New tourism campaign shows off Toronto's 'civic swagger'
Vibrant energy of Chinatown, Raptors game, Pride weekend on display in Tourism Toronto ad
The views are different here in "Canada's downtown," says a new campaign from Tourism Toronto.
Just released on Monday morning, the ad spot features ballet dancers riding the TTC, a kid flipping his bat like José Bautista, the vibrant energy of Chinatown, a Raptors game, a Drake concert and Pride weekend — all crammed in to just over a minute.
Andrew Weir, executive vice president and chief marketing officer for Tourism Toronto, says the new campaign taps into the city's growing "civic swagger."
"I think we've seen a change in our civic psyche over the last three to four years, with the 'We The North' campaign, how Drake has built Toronto into his DNA, even the Toronto sign... we've given ourselves collective permission to be more proud," he says.
The city's multiculturalism is on full display in the ad, which also features LGBT couples and the catchphrase, "All flavours are welcome" — conscious choices that Weir says are meant to reflect Toronto's "idealism and diversity."
'One of the best ads I've seen'
"It's one of the best ads I've seen — ever — for a city," says advertising expert David Soberman, a Rotman School of Management marketing professor.
The spot was developed in partnership with marketing powerhouse J. Walter Thompson and a variety of Toronto-based actors, models and post-production houses.
- Record number of visitors expected in 2016, Tourism Toronto says
- Canada No. 1 on New York Times list of top 2017 travel destinations
Geared towards international travellers, the campaign is launching first in the American market.
Soberman says the vibe could appeal to a younger American demographic, thanks to familiar imagery like Blue Jays right fielder José Bautista's meme-inducing 2015 bat flip.
"That's who the message is going to resonate with," he says. "Not the people voting for Donald Trump."
So was the video meant to be a response to the current state of affairs in the U.S.? Weir says no.
The campaign was actually developed last summer, with video shot in October, he explains. "It's not a response to any particular political personalities or administrations."
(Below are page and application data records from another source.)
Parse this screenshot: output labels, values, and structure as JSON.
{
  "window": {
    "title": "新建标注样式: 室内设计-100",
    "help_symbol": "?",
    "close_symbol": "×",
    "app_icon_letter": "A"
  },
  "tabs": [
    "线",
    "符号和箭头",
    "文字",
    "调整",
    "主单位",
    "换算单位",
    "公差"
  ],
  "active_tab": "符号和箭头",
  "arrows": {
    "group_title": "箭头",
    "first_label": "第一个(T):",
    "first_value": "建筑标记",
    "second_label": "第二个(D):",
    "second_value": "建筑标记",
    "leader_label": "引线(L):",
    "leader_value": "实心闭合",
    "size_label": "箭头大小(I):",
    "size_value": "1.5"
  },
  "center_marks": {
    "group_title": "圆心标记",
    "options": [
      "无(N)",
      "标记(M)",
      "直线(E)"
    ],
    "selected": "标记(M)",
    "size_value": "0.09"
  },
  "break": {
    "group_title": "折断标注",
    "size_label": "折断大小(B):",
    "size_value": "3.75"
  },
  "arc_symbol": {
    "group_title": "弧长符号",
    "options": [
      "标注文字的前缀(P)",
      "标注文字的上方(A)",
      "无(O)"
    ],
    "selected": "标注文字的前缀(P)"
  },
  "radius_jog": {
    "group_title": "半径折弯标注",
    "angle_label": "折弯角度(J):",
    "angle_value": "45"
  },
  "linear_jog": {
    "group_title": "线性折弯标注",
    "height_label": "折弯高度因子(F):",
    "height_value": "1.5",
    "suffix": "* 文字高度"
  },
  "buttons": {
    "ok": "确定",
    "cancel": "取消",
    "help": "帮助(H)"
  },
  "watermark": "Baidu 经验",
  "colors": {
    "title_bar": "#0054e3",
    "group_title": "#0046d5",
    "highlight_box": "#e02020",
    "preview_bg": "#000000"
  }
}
Marc Gordon, a Thornhill-based customer experience and marketing expert, praised the ad's "fantastic" production and says it could be a polarizing conversation-starter south of the border.
"The ad is not subtle when it comes to conveying our openness to the LGBT community, to multiculturalism, to immigration," he says.
Sure, a chunk of the American population might not embrace those messages, but Gordon says an even bigger portion could see it as a "breath of fresh air."
"I don't know if the ad is going to get people rushing to the airport to come here," he adds. "Having said that, I do think it could lead to a lot of dialogue."
Toronto portrayed as 'Canada's downtown'
But not everyone thinks the campaign hit the mark.
Toronto-based copywriter and marketing and branding consultant Debra Stuart says the video's key messages are "lost on the viewer," thanks to the rapid cuts and changing viewpoints.
"There is not one tagline or positioning statement to unify the message, make it memorable and help the viewer connect the dots," she says.
But to Weir, the key theme is that of Toronto being "Canada's downtown" — a vibe that differentiates the city from Chicago, New York, Miami, or any other American hotspots.
"It's about being a big, global city with a distinctly Canadian feel and perspective," he says.
City likely broke tourism record for 2016
The campaign comes at a time of booming tourism in Toronto.
While Weir says the final 2016 tourism numbers are still being tallied by Tourism Toronto, the city was on track to top 2015's record-setting 14 million overnight visitors, thanks to steady growth from the key markets like the U.S., the U.K., China, Germany, Japan and Mexico.
Funded by the Greater Toronto Hotel Association's Destination Marketing Program, the international marketing efforts will roll out online through the spring with more videos and digital ads, reaching consumers through "sophisticated behavioural targeting," says Tourism Toronto in a press release.